In an effort to help users "save files to the cloud more easily," Microsoft has added an additional dialog box to save to Office 365 desktop applications, including Word, Excel and Powerpoint.
The new "save experience" was announced. in January, but will be released to all customers in September as part of the biannual Office release.
It should be so simple. Windows has a Save Embedded File dialog box. Developers can call the API, with options to customize it if necessary. Well, two APIs actually: the old Common File Dialog and the Common Element Dialog introduced in Windows Vista.
But this was not good enough for the Office team and in Office 2010, Microsoft introduced the Backstage as a document management function. Press Save As, or press Save to a document that has never been saved before, and enter the Backstage. This has the concept of Places, and if you are lucky, you can select a place, such as your Documents folder, write a name, change the file type if necessary and press Save, the Save function is represented by a floppy disk icon, apparently something that was necessary for the storage of documents in the previous computer history.
If you are not so lucky and the location you want does not appear in the Backstage, click Browse and the old Windows Save dialog box will appear. In this case, instead of saving you time, the Backstage has added an additional step.

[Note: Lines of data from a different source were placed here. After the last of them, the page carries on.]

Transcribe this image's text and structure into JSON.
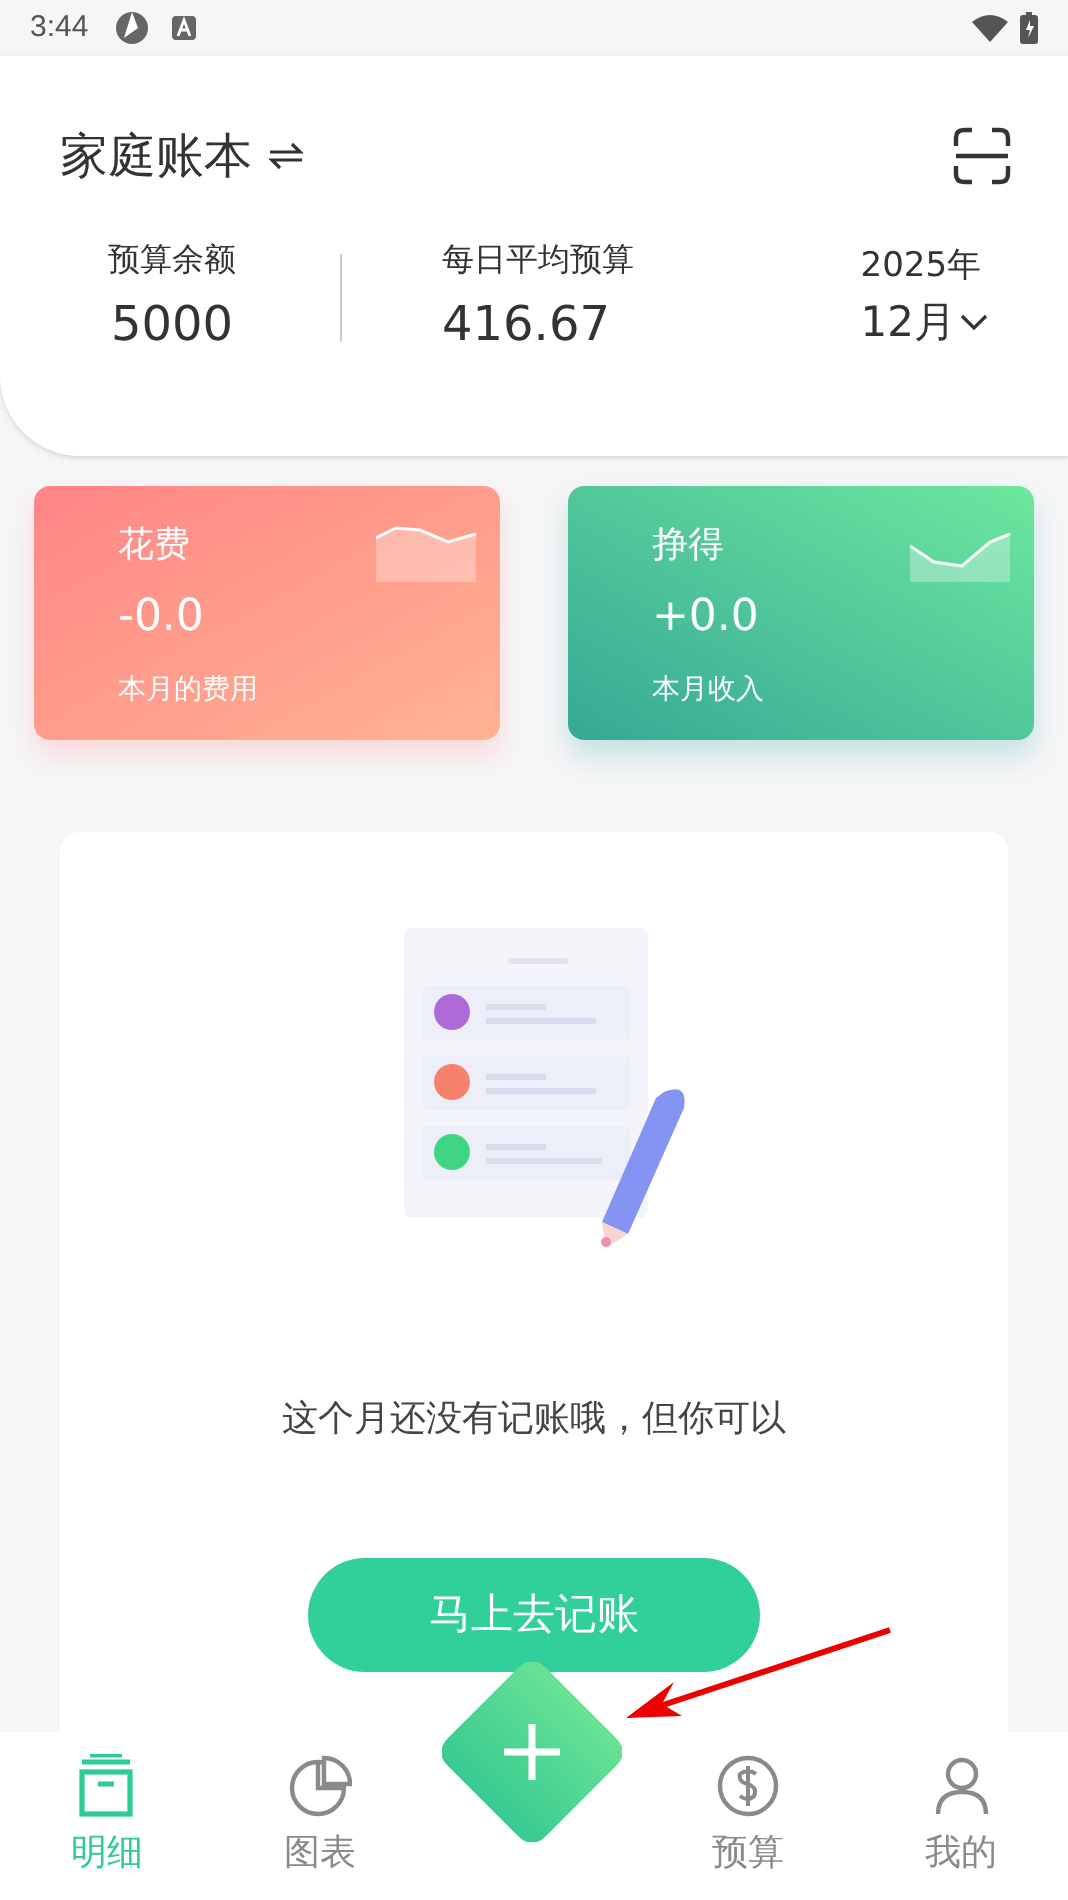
{
  "status_bar": {
    "time": "3:44"
  },
  "header": {
    "book_title": "家庭账本",
    "stats": [
      {
        "label": "预算余额",
        "value": "5000"
      },
      {
        "label": "每日平均预算",
        "value": "416.67"
      }
    ],
    "year": "2025年",
    "month": "12月"
  },
  "summary_cards": [
    {
      "kind": "expense",
      "title": "花费",
      "amount": "-0.0",
      "caption": "本月的费用"
    },
    {
      "kind": "income",
      "title": "挣得",
      "amount": "+0.0",
      "caption": "本月收入"
    }
  ],
  "empty_state": {
    "message": "这个月还没有记账哦，但你可以",
    "button": "马上去记账"
  },
  "bottom_nav": [
    {
      "label": "明细",
      "kind": "box",
      "selected": true
    },
    {
      "label": "图表",
      "kind": "pie",
      "selected": false
    },
    {
      "label": "预算",
      "kind": "coin",
      "selected": false
    },
    {
      "label": "我的",
      "kind": "person",
      "selected": false
    }
  ]
}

There is an additional wrinkle in the Backstage. In Options, you can configure "Do not show Backstage when opening or saving files with keyboard shortcut". As this option implies, this means that you do not see the Backstage when invoking Save with Ctrl-S, but it does if you go to "File – Save As". However, it does not do so if you go to "File – Save", even with an unsaved document. Consistency, who needs it?
The Office team continued to reflect on how file saving could be improved, and recently an additional improvement occurred. When you save a document for the first time, you now get an "updated save experience" which by default is OneDrive or SharePoint Online. The new dialog box is neat, small and simple compared to Backstage, as long as you see the location you want and the default value is sensible. If it doesn't suit you, click on "More" save options and get the Backstage. And if that doesn't suit you, press "Browse" and you will return to the old Windows Save dialog box.
So, in the worst case, you now have two additional steps.
The new dialog box only appears if you are logged in to Office 365, but this is difficult to avoid since the login is also your license with subscription versions
This new dialog box, we note, seems to ignore the "Save to computer by default" option that users can configure in the Options dialog box. Microsoft states that: “This new experience allows users who are signed in to Office 365 to easily save their Word, Excel and PowerPoint files to a default location in the cloud. For organizational accounts, this will be OneDrive for the Company. Once saved in the cloud, users can easily rename and move the file from the application to other folders. ”
Where users save documents is important. Documents stored on a laptop, for example, are vulnerable to failures, losses or theft in the unit. Documents stored locally are also a bit useless for collaboration, although not all documents are suitable for sharing. Files saved in the cloud are also less vulnerable to ransomware.
However, users will not necessarily save in the cloud, even with the new dialogue. You can display a list of locations, including local document folders, and set one of them as the default.
It is also a problem if your company's policy is that all files are stored in a local network location. In its customer orientation, Microsoft comments:
"If your organization does not use OneDrive, we recommend you start planning an adoption campaign to take advantage of the cloud, allowing users to securely access their files anywhere and work without problems with others, even in real time. "
This could be a problem for companies with a policy of not using OneDrive. An action is required to positively disable OneDrive, such as blocking users from OneDrive storage provisioning. You can remove OneDrive from Windows Explorer with a Group Policy "Avoid using OneDrive for file storage," but this would not block access to the web browser, and since Office skips Explorer, it may not be effective there. .
An infinite number of ways for administrators to control where files are saved. You can redirect the default document locations. You can apply a new feature called Known Folder Movement, which migrates and redirects the default document locations to OneDrive, or you can block this. And there are numerous OneDrive policy configurations.
However, it is too complicated, and the decision of the Office team to largely omit standard Windows tools and configurations to save locations complicates administration. There are so many permutations of administrative configurations, user options, and now not one, nor two, but three Office save dialogs, that understanding all interactions is a challenge.
Everything will work smoothly, perhaps, if you fully adopt Office 365 instead of mixing and merging with local file shares or rival cloud storage such as Dropbox or Box; and this is undoubtedly a factor in the changes in the Microsoft® user interface.